“People don’t just die in the woods in Blue River,” Jennifer said.
Melanie cringed at her mother’s condescending tone.
“I am aware how people in Blue River die, Mrs. Craig. And as you know I am not allowed to provide you any information about who killed anyone, if in fact it was a justice killing. My deputies and I will be conducting an investigation or I would be if I was not here with all of you.”
“We all know you have access to the National Cybersecurity Protection System Tom. And we all want to know who the killer is in our town.”
Sheriff Tom’s eyes met Melanie’s for a millisecond, and she felt someone’s hand slip into hers. She spun her head around and found Mitchel smiling at her. She gave him a limp smile. She moved her other hand off her gun. She hadn’t even noticed she’d reached for it.
“I cannot give you the information you want Jennifer. I must uphold the law.”
“The Justice Law is not worth upholding,” Jennifer said.

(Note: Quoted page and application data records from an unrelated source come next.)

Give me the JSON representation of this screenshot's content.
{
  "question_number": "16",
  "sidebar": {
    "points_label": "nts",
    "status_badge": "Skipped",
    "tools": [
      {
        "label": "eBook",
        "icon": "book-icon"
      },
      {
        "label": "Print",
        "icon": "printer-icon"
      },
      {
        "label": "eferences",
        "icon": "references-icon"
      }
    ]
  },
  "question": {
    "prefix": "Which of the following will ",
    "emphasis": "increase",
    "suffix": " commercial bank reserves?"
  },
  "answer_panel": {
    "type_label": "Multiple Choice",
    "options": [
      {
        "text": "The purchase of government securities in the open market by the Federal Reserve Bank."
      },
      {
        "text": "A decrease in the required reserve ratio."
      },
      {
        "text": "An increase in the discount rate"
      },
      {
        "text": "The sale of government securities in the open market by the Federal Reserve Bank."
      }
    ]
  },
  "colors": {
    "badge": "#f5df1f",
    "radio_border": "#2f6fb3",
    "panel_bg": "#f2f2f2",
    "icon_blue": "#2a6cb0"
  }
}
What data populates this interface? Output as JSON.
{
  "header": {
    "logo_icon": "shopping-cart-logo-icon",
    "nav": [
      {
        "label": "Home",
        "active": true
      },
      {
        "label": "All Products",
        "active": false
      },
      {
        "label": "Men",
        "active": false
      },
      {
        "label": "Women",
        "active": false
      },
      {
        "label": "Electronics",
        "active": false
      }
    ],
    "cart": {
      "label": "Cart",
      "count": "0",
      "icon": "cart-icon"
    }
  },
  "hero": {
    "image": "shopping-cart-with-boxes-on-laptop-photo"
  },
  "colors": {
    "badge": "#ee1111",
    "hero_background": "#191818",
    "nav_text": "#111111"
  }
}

Sheriff Tom clenched his jaw and took a step toward Jennifer. “It is the law whether you like it or not Mrs. Craig.” He shouldered through the crowd. “Clear out of this building and go home, all of you.”
Melanie remained where she was as the crowd drifted by Mitchel and her. Most of them had big round eyes that flickered from person to person around them. They are scared she realized. Scared of each other and scared of her. Only a few met her gaze without flinching and turning away, mostly men. They were the ones who were carrying guns on their hips. She didn’t turn away from them. She wanted them to know she was not afraid like the rest.
Her mother smiled when she saw them. “Hi guys. How was your hike.”
Melanie hated the two roles she had to play, Melanie Jennifer’s daughter and Melanie the militia team leader. She felt the worst in the daughter role, it was the most false of the two.
“It was great mom.” Melanie said, as Jennifer reached for Mitchel and gave him a hug.
“Mitchel and I are going to be out late tonight mom, so don’t wait up for me.”
Jennifer nodded her head. “How’s your mom Mitchel?” She laid a hand on Mitchel’s shoulder.
“Um, she’s doing all right.”
“Let me know if she needs anything ok?”
Mitchel nodded and Jennifer left with the rest of the crowd.
All the militia team leaders met at the Sheriff’s office before sundown to go over anything that happened the night before.
Melanie stood between Mitchel and Richard. She looked around trying to find Jake, but he wasn’t there yet. She hadn’t been to the boxing gym for a few days. She needed to go and work out some of this frustration and tension.
“Peter McGraph will be leading Jake’s team tonight. He’s had a family emergency come up,” Richard said.
Sheriff Tom came out of his office. He was dressed in civilian clothes for his shift with the militia.
“Can you give us any information on the body you found this morning Tom?” Richard asked.
“I can tell you that it is not a justice killing. Not really anyway. The young man killed himself.”
Melanie looked at Mitchel who shrugged his shoulders.
“His SAFE chip recorded one kill and it is his own life.”
“As unfortunate as suicide is, I am glad that we still only have one person in town who has decided to use their kills,” Richard said.
A rumble of agreement moved around the room. As Melanie’s eyes scanned the crowd, she realized she was the only female in the room. She recognized some of the faces from those at the City Hall earlier in the day, the ones who had not turned away from her. Tonight they carried more than just the one gun on their hip. Most had a shotgun across their back, same as her, and then the militia issued tazer. Whatever else they had hidden on their person, she could only imagine.
Peter asked, “Do you know anything more about the body found under the flagpole?”
Sheriff Tom shook his head. “I’m not sure what information you are looking for. There is some information I can give you, and other information that the law does not allow me to disclose. Can you be more specific with your question?”
“Is it a local?” The question came from the back of the group. Melanie couldn’t see the man.
“I can’t answer that one.”
“Was there motive?” Melanie asked.
Everyone turned to face her. She wanted to know what type of killer they had in Blue River, a sociopath or someone who had a reason.